Afghan President Hamid Karzai has damaged his own cause once again, this time criticizing the counter-terrorism operations of coalition forces. As he routinely does, Karzai claimed there is no problem in Afghanistan and we’re only fighting in his country because we aren’t willing to take on the problem in Pakistan. Even leaving aside the obvious untruth of his statement (if there’s no threat in Afghanistan, who exactly are we fighting that has produced the increasing casualty counts among American forces?), President Karzai may have managed to alienate the one part of the U.S. government that’s actually trying to help him succeed.
The American military may not be ineffectual President Karzai’s natural ally, but its leaders have been the ones constructively engaged. Ambassador Karl Eikenberry described Karzai as mentally unstable (to Bob Woodward, no less). Eikenberry’s “diplomatic” cables terming Karzai an inadequate partner (which were leaked) and advocacy of ending efforts to build governance in Afghanistan should have seen him replaced by someone who could fashion a constructive relationship with the person on whom our strategy critically depends. The President’s Special Envoy, Richard Holbrooke, has managed a one-man double play of having bad relations with both the Pakistanis and Afghans.
Our diplomatic effort is floundering so badly that the military has basically taken over the job. General McChrystal had the only solid relationship with Karzai; General Petraeus has become the crucial conduit. Karzai’s public criticism of our military operations may change that, leaving Karzai even lonlier. Instead of a “civilian surge” to improve governance in Afghanistan, soldiers and Marines now perform those crucial diplomatic functions.
In the offending interview, Karzai basically pleads for massive development assistance and withdrawal of U.S. troops.

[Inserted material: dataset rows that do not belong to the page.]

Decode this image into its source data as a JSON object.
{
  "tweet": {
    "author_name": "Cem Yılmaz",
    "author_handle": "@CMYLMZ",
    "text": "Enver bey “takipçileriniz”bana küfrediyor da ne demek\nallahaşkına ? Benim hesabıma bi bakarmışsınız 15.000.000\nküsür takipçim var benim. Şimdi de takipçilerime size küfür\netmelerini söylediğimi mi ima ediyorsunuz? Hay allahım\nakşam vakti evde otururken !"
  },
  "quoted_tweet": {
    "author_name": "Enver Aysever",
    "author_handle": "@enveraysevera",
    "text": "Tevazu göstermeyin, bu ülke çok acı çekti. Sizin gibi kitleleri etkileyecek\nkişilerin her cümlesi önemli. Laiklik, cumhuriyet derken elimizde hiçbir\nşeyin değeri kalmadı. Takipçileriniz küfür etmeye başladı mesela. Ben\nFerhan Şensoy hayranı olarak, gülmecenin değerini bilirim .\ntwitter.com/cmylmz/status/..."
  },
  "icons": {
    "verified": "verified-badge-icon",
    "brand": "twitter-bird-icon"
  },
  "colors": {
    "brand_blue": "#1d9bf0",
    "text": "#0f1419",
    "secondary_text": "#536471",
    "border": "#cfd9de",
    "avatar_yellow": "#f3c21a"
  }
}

His comments make him likely to achieve only half that.
(photo credit: World Economic Forum)